Here’s another. Tonight is Walpurgis Night, a night when people in Sweden , some of them anyway, traditionally gather in parks for big celebrations. The university town of Lund has taken measures to prevent this happening this year, thus hoping to avoid becoming a coronavirus hotspot. They plan to dump a tonne of chicken manure in their central park, the smell of which should deter up to 30,000 residents from gathering there. “We get the opportunity to fertilise the lawns, and at the same time it will stink and so it may not be so nice to sit and drink beer in the park,” said the appropriately named Gustav Lundblad, chairman of the town’s environment committee, adding that the only potential drawback was that the smell may not be confined to the park.
A less smelly consequence is a reported 400% increase in the number of chess games played online. More information here. Parents are making use of it to help with home schooling and some people are simply getting back into the habit of playing as a way of keeping busy. Our 15 year old grandson is a case in point. He used to play in primary school, on the school team and all that sort of thing, but his interests moved on to basketball, which he cannot really play at the moment. He and his friends have been playing chess online. Offline he has taught his small sister the names of all the pieces and how to set up the chess board.
And then there is Dr Deborah Birx, the White House’s coronavirus taskforce coordinator, and her scarves. Apparently she has created a stir, not just with her appearances at White House press briefings, but with the scarves she wears.

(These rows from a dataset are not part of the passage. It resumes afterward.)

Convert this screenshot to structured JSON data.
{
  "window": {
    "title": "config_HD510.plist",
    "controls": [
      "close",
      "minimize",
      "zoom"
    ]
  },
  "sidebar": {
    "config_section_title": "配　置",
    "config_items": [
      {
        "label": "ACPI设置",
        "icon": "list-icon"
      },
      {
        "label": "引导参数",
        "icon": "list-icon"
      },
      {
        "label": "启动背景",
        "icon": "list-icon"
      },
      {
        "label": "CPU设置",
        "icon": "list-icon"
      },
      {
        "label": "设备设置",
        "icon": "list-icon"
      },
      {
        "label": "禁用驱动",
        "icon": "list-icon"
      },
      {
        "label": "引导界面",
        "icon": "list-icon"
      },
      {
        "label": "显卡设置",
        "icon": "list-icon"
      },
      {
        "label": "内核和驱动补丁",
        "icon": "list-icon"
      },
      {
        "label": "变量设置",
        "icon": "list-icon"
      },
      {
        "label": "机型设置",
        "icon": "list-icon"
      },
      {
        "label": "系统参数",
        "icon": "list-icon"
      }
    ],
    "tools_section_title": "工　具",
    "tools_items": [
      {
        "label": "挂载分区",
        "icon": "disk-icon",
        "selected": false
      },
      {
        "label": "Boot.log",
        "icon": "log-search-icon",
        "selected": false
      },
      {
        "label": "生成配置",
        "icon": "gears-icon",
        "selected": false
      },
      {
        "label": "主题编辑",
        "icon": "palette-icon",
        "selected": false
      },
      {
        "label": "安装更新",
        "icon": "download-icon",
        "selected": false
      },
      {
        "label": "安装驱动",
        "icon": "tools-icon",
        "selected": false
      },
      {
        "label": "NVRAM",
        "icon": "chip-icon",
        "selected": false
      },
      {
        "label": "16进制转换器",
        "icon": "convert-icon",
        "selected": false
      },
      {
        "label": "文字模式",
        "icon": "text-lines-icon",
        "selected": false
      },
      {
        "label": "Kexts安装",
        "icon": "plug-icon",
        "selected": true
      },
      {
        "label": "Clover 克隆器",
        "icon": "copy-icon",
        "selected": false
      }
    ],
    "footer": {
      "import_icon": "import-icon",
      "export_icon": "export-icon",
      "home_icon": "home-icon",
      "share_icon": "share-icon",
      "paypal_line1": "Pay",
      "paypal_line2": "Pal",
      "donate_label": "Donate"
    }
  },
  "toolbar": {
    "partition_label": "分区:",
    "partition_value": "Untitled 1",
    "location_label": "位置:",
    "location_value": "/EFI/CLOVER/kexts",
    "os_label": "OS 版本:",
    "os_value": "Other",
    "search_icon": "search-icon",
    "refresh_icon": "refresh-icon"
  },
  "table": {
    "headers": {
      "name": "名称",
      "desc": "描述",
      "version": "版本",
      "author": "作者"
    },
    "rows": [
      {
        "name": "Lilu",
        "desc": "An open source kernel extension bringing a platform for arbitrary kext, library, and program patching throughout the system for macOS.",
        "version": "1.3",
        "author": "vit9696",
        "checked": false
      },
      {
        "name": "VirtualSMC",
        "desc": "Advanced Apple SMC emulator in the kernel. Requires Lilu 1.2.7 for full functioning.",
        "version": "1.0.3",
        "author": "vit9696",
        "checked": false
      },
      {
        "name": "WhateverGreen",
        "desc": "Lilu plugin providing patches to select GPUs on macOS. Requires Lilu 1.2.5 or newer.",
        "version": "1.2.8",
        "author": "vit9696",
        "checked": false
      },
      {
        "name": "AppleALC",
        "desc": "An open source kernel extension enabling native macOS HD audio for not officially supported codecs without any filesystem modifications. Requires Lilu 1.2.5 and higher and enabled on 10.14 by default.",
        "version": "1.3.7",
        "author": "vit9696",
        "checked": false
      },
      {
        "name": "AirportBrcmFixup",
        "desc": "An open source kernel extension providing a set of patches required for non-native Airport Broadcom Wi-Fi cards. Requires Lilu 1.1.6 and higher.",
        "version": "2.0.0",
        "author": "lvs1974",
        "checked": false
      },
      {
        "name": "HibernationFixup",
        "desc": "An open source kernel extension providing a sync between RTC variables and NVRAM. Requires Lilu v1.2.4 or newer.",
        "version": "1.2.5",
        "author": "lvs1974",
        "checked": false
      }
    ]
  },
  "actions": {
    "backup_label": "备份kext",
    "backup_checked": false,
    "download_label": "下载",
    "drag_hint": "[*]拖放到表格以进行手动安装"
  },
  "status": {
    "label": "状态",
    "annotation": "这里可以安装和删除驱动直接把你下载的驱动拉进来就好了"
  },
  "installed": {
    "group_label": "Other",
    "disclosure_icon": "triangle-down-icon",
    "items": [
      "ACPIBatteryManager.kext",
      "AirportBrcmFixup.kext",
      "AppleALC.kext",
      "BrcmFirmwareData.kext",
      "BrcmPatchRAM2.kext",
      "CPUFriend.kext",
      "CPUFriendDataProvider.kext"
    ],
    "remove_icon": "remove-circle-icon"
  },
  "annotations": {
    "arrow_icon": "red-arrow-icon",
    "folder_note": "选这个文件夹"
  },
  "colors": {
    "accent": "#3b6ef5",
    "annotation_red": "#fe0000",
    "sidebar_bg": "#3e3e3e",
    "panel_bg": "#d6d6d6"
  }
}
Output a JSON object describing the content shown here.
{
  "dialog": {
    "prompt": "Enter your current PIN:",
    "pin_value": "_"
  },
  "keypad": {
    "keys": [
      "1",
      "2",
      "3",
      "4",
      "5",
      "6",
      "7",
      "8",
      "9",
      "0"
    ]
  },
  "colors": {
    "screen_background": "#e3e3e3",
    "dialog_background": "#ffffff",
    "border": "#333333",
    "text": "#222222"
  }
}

There is even a @deborahbirxscarves Instagram page, created by Texas resident Victoria Strout, which now has more than 31,000 followers. Curious! Some of her scarves are very expensive silk affairs, costing hundreds of dollars. I too have a nice collection of scarves, the costliest of which run to about £20!
As our leaders start to talk about a possible phased return to school for the nation’s children, it crosses my mind that one consequence of this virus might be reduced class sizes. Forty years ago we were campaigning for smaller class sizes and the campaign has continued over the years, with unspectacular results. It would be quite ironic if classes now became smaller in order to make social distancing in the classroom possible.
Congratulations flew around yesterday for Mr Johnson and Ms Symonds on the birth of their as far as I know unnamed child. One report told me that some of Mr Johnson’s older children are called Lara Lettice, Milo Arthur, Cassia Peaches, and Theodore Apollo. An interesting collection of names! So, as happens with royal births, we now wait to hear what this latest will be called ... but not really with bated breath!
My daughter-in-law sent me some “words of the week”, produced by her six year old daughter. Here we go:- mergency, as in “come quickly, its a mergency!”; larmi, as in “please may I have some more larmi (i.e. salami)?”; fish Philip for fish fillet - clearly named after her grandfather, my husband Phil! My daughter added her small girl’s contribution: having fed out of date granola to the ducks on a windy day, the small girl told her, “Mummy, I’ve got finola in my hair!”
Well, summer appears to be over for the time being. We have a mix of blustery sunshine and occasional showers. Nothing too drastic so far. No doubt the grass - I hesitate to call it a lawn - will need cutting again soon now that it has been rained on. Looking at the grass in the back garden I am amazed once again at the resilience of dandelions. You mow the grass, chopping the heads off all the dandelions along the way and by the next morning they have popped up a new collection of little golden suns! I quite like them but I am aware that purists object to having them in their gardens.
However, here are some curious facts about dandelions.
- Dandelions are not in fact weeds but are in the same family as sunflowers.
- Up until the 1880 dandelions were regarded as extremely beneficial. People would remove grass in order to plant dandelions.
- Dandelion seeds can travel up to 5 miles before they land.
- Every part of the dandelion is edible.
- 1 cup of dandelion greens = 535% of your daily recommended vitamin K and 112% of your daily recommended vitamin A.
Yesterday I roasted cauliflower florets to accompany our leftovers. Very tasty, but even the addition of garlic and thyme could not totally disguise the school-dinnerish flatulence aroma of the cauliflower lingering in the kitchen for some time afterwards!
On the menu today we have rice and prawns.
Life goes on. Stay safe and well, everyone.